Showing posts from May, 2011
I just read the boingboing article linking the colour chart put together on Ed Piskors blog . I was extremely interested in creating a colour chart like this after I read a cool article on the colouring department at DC comics in the 80's. I then went on to create a version of a simplified template of colours that was achieved by mixing shades of Cyan, Magenta and Yellow in five overlapping shades. Below is the result. Right click, save image as and eye drop into your digital palette. This work is licensed under a Creative Commons Attribution 3.0 Unported License .
This kind of stuff confuses me as much as it angers me. I know it's been going around for awhile but it shouldn't be old news until it stops. more here... EDIT : This is an old post from 2007. It became a huge meme on Livejounral. Unfortunately the practice of stealing other peoples ideas and selling it as your own is still an ongoing concern.
Also known as zipatone, Ben-Day dots, halftones etc For this tutorial a basic knowledge of Photoshop, colour modes, resolution, history and layers pallete, copy and paste functions will help. It is often desirable to achieve screen tones for artwork for either practicality or for effect. What ever you need it for I am going to show you the most effective way to achieve this using Photoshop. If you can master this, then there is no need to track down real zipatone and fiddle around with cutting it up. The middle section on ‘creating dot patterns’ is fixed although how you create your grey areas and how you use the dot pattern is up to you. Firstly this tutorial has nothing to do with the halftone pattern in the Filter menu. In my mind this filter gives a poor, hard to control, and fuzzy result. Which is not suitable when you need real screen tones for something like screen printing. Creating greys First open the artwork you want to add screen tones to; Be sure that this a

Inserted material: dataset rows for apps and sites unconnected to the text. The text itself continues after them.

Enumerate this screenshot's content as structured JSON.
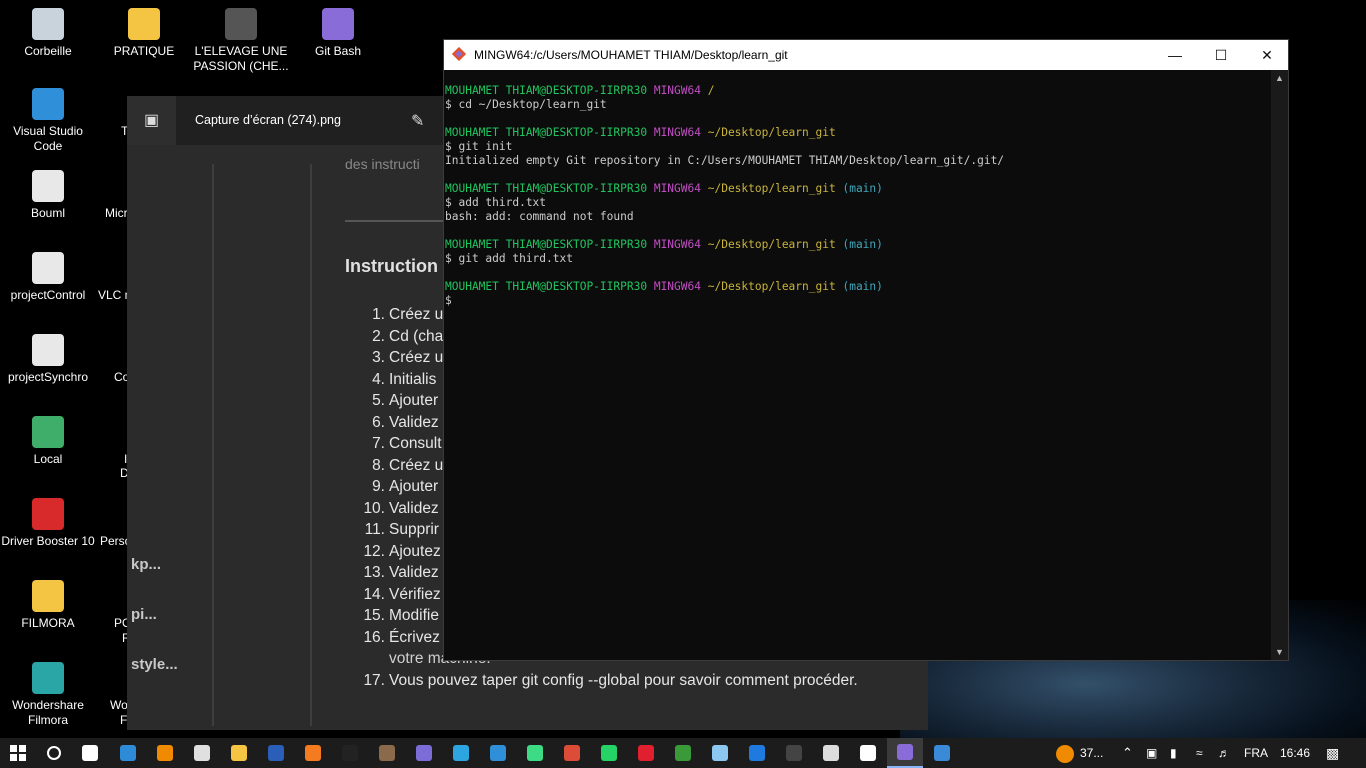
{
  "desktop": {
    "icons_left": [
      {
        "label": "Corbeille",
        "icon": "recycle-bin-icon"
      },
      {
        "label": "Visual Studio Code",
        "icon": "vscode-icon"
      },
      {
        "label": "Bouml",
        "icon": "bouml-icon"
      },
      {
        "label": "projectControl",
        "icon": "project-control-icon"
      },
      {
        "label": "projectSynchro",
        "icon": "project-synchro-icon"
      },
      {
        "label": "Local",
        "icon": "local-icon"
      },
      {
        "label": "Driver Booster 10",
        "icon": "driver-booster-icon"
      },
      {
        "label": "FILMORA",
        "icon": "folder-icon"
      },
      {
        "label": "Wondershare Filmora",
        "icon": "filmora-icon"
      }
    ],
    "icons_top": [
      {
        "label": "PRATIQUE",
        "icon": "folder-icon"
      },
      {
        "label": "L'ELEVAGE UNE PASSION (CHE...",
        "icon": "video-icon"
      },
      {
        "label": "Git Bash",
        "icon": "git-bash-icon"
      }
    ],
    "icons_col2_partial": [
      {
        "label": "Te"
      },
      {
        "label": "Micr"
      },
      {
        "label": "VLC m"
      },
      {
        "label": "Co"
      },
      {
        "label": "I"
      },
      {
        "label": "D"
      },
      {
        "label": "Perso"
      },
      {
        "label": "PO"
      },
      {
        "label": "R"
      },
      {
        "label": "Wo"
      },
      {
        "label": "Fi"
      }
    ]
  },
  "viewer": {
    "title": "Capture d’écran (274).png",
    "side_items": [
      "kp...",
      "pi...",
      "style..."
    ],
    "doc_faded": "des instructi",
    "heading": "Instruction",
    "list": [
      {
        "num": "1.",
        "text": "Créez u"
      },
      {
        "num": "2.",
        "text": "Cd (cha"
      },
      {
        "num": "3.",
        "text": "Créez u"
      },
      {
        "num": "4.",
        "text": "Initialis"
      },
      {
        "num": "5.",
        "text": "Ajouter"
      },
      {
        "num": "6.",
        "text": "Validez"
      },
      {
        "num": "7.",
        "text": "Consult"
      },
      {
        "num": "8.",
        "text": "Créez u"
      },
      {
        "num": "9.",
        "text": "Ajouter"
      },
      {
        "num": "10.",
        "text": "Validez"
      },
      {
        "num": "11.",
        "text": "Supprir"
      },
      {
        "num": "12.",
        "text": "Ajoutez"
      },
      {
        "num": "13.",
        "text": "Validez"
      },
      {
        "num": "14.",
        "text": "Vérifiez"
      },
      {
        "num": "15.",
        "text": "Modifie"
      },
      {
        "num": "16.",
        "text": "Écrivez"
      }
    ],
    "list_continuation": "votre machine.",
    "last_item": {
      "num": "17.",
      "text": "Vous pouvez taper git config --global pour savoir comment procéder."
    }
  },
  "terminal": {
    "title": "MINGW64:/c/Users/MOUHAMET THIAM/Desktop/learn_git",
    "user": "MOUHAMET THIAM@DESKTOP-IIRPR30",
    "env": "MINGW64",
    "blocks": [
      {
        "path": "/",
        "branch": "",
        "cmd": "$ cd ~/Desktop/learn_git",
        "out": ""
      },
      {
        "path": "~/Desktop/learn_git",
        "branch": "",
        "cmd": "$ git init",
        "out": "Initialized empty Git repository in C:/Users/MOUHAMET THIAM/Desktop/learn_git/.git/"
      },
      {
        "path": "~/Desktop/learn_git",
        "branch": "(main)",
        "cmd": "$ add third.txt",
        "out": "bash: add: command not found"
      },
      {
        "path": "~/Desktop/learn_git",
        "branch": "(main)",
        "cmd": "$ git add third.txt",
        "out": ""
      },
      {
        "path": "~/Desktop/learn_git",
        "branch": "(main)",
        "cmd": "$",
        "out": ""
      }
    ]
  },
  "taskbar": {
    "apps": [
      {
        "name": "search-icon",
        "color": "#ffffff"
      },
      {
        "name": "task-view-icon",
        "color": "#ffffff"
      },
      {
        "name": "control-panel-icon",
        "color": "#2e8bd8"
      },
      {
        "name": "vlc-icon",
        "color": "#f08a00"
      },
      {
        "name": "settings-icon",
        "color": "#e0e0e0"
      },
      {
        "name": "file-explorer-icon",
        "color": "#f4c542"
      },
      {
        "name": "word-icon",
        "color": "#2b5eb8"
      },
      {
        "name": "app-orange-icon",
        "color": "#f47b20"
      },
      {
        "name": "app-dark-icon",
        "color": "#222222"
      },
      {
        "name": "app-photo-icon",
        "color": "#8a6a4a"
      },
      {
        "name": "app-purple-icon",
        "color": "#7b6cd8"
      },
      {
        "name": "telegram-icon",
        "color": "#2ca5e0"
      },
      {
        "name": "vscode-taskbar-icon",
        "color": "#2f8fd8"
      },
      {
        "name": "android-studio-icon",
        "color": "#3ddc84"
      },
      {
        "name": "chrome-icon",
        "color": "#dd4b39"
      },
      {
        "name": "whatsapp-icon",
        "color": "#25d366"
      },
      {
        "name": "opera-icon",
        "color": "#e0202e"
      },
      {
        "name": "app-green-icon",
        "color": "#3a9a3a"
      },
      {
        "name": "notepad-icon",
        "color": "#8cc8f0"
      },
      {
        "name": "app-blue-icon",
        "color": "#1f7adf"
      },
      {
        "name": "terminal-icon",
        "color": "#444444"
      },
      {
        "name": "app-window-icon",
        "color": "#dddddd"
      },
      {
        "name": "github-icon",
        "color": "#ffffff"
      },
      {
        "name": "git-bash-taskbar-icon",
        "color": "#8a6cd8"
      },
      {
        "name": "photos-icon",
        "color": "#3a8ad8"
      }
    ],
    "weather": "37...",
    "language": "FRA",
    "time": "16:46"
  },
  "colors": {
    "prompt_user": "#21c45e",
    "prompt_env": "#c14ec4",
    "prompt_path": "#c8b33a",
    "prompt_branch": "#3fa6b9"
  }
}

WARNING: Comic talk ahead! I wanted to write a short review of the 'non-photo' blue pencils I have been using lately. I'm doing this so that if you have to order these things through the mail or don't want to waste money trying and buying these things then hopefully this review will point you in the right direction. There are three pencils that I have come across. There are other types and brands, but these are the ones I have had experience with and I think may be the most commonly used in comics. 1-Sanford col-erase non-photo blue. (pictured) This pencil's lead is quite hard and hardly shows up on the paper. This is good if you only want faint marks as guidelines and not so much an actual finished drawing. There is an eraser on the end that actually works to a certain degree. Although it's really only for peace of mind as you don't need to erase the pencil after inking anyway. I found this pencil too light to do actual finished or rough outlined
A bit over a week ago I was reminded that it was going to be free comic book day (FCBD) today. As I've been playing around with downloadable digital comics, I had an idea to round up some comic pages from fellow comickers and offer it as a free download. I know FCBD is about getting people into brick and mortar stores but I think it's also about getting new readers into comics. Why not digital comic then! This is the result, -download here- It's basically a PDF file with dimensions that are perfect for an iPad screen but can also be read on your computer or any other device that reads PDF files. It's totally free to download and you will be able to match the artists pages to an to their names by using an index at the front of the book; as well as links to each creators site. The material is mostly compiled from Chugnut attendees with some guest appearances. I'd love to do this again sometime in the future, and I look forward to hearing about what you thi